Interface dataset entries
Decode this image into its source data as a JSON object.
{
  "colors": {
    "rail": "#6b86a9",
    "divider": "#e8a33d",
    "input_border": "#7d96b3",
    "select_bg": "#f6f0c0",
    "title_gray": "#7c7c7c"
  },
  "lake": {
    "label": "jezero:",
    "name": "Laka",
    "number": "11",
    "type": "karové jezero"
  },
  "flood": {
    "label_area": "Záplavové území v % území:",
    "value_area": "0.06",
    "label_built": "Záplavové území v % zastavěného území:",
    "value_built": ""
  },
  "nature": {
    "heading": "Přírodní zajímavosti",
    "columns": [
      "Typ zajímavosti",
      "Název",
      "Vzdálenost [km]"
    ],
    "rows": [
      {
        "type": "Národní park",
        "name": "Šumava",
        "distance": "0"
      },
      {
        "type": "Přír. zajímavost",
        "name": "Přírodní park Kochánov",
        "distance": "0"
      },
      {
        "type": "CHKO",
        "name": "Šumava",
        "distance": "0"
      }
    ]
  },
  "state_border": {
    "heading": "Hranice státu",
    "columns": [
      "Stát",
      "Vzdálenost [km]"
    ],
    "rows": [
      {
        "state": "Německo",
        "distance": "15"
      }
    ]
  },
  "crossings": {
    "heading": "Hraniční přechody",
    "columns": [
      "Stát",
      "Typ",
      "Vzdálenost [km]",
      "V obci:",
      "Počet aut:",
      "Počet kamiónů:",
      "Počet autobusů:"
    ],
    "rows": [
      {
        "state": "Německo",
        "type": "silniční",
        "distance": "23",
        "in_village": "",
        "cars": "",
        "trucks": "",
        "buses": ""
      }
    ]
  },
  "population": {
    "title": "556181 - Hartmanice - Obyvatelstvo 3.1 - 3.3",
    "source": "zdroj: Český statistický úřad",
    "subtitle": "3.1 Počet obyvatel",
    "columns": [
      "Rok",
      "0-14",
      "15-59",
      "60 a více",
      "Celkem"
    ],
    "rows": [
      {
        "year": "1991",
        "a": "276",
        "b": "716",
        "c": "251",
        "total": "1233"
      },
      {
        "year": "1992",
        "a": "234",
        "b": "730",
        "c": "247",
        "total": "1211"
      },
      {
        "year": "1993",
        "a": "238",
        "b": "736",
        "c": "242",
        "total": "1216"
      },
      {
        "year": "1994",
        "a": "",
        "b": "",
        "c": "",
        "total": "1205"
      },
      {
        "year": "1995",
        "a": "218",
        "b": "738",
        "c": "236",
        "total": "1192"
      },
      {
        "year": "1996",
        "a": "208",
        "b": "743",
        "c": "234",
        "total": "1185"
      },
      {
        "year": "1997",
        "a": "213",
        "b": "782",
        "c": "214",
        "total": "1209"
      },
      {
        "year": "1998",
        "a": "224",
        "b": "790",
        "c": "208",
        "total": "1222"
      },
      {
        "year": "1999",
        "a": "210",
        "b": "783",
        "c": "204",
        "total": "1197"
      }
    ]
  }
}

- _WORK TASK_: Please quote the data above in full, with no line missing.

- _OUTPUT BELOW_:
Decode this image into its source data as a JSON object.
{
  "colors": {
    "rail": "#6b86a9",
    "divider": "#e8a33d",
    "input_border": "#7d96b3",
    "select_bg": "#f6f0c0",
    "title_gray": "#7c7c7c"
  },
  "lake": {
    "label": "jezero:",
    "name": "Laka",
    "number": "11",
    "type": "karové jezero"
  },
  "flood": {
    "label_area": "Záplavové území v % území:",
    "value_area": "0.06",
    "label_built": "Záplavové území v % zastavěného území:",
    "value_built": ""
  },
  "nature": {
    "heading": "Přírodní zajímavosti",
    "columns": [
      "Typ zajímavosti",
      "Název",
      "Vzdálenost [km]"
    ],
    "rows": [
      {
        "type": "Národní park",
        "name": "Šumava",
        "distance": "0"
      },
      {
        "type": "Přír. zajímavost",
        "name": "Přírodní park Kochánov",
        "distance": "0"
      },
      {
        "type": "CHKO",
        "name": "Šumava",
        "distance": "0"
      }
    ]
  },
  "state_border": {
    "heading": "Hranice státu",
    "columns": [
      "Stát",
      "Vzdálenost [km]"
    ],
    "rows": [
      {
        "state": "Německo",
        "distance": "15"
      }
    ]
  },
  "crossings": {
    "heading": "Hraniční přechody",
    "columns": [
      "Stát",
      "Typ",
      "Vzdálenost [km]",
      "V obci:",
      "Počet aut:",
      "Počet kamiónů:",
      "Počet autobusů:"
    ],
    "rows": [
      {
        "state": "Německo",
        "type": "silniční",
        "distance": "23",
        "in_village": "",
        "cars": "",
        "trucks": "",
        "buses": ""
      }
    ]
  },
  "population": {
    "title": "556181 - Hartmanice - Obyvatelstvo 3.1 - 3.3",
    "source": "zdroj: Český statistický úřad",
    "subtitle": "3.1 Počet obyvatel",
    "columns": [
      "Rok",
      "0-14",
      "15-59",
      "60 a více",
      "Celkem"
    ],
    "rows": [
      {
        "year": "1991",
        "a": "276",
        "b": "716",
        "c": "251",
        "total": "1233"
      },
      {
        "year": "1992",
        "a": "234",
        "b": "730",
        "c": "247",
        "total": "1211"
      },
      {
        "year": "1993",
        "a": "238",
        "b": "736",
        "c": "242",
        "total": "1216"
      },
      {
        "year": "1994",
        "a": "",
        "b": "",
        "c": "",
        "total": "1205"
      },
      {
        "year": "1995",
        "a": "218",
        "b": "738",
        "c": "236",
        "total": "1192"
      },
      {
        "year": "1996",
        "a": "208",
        "b": "743",
        "c": "234",
        "total": "1185"
      },
      {
        "year": "1997",
        "a": "213",
        "b": "782",
        "c": "214",
        "total": "1209"
      },
      {
        "year": "1998",
        "a": "224",
        "b": "790",
        "c": "208",
        "total": "1222"
      },
      {
        "year": "1999",
        "a": "210",
        "b": "783",
        "c": "204",
        "total": "1197"
      }
    ]
  }
}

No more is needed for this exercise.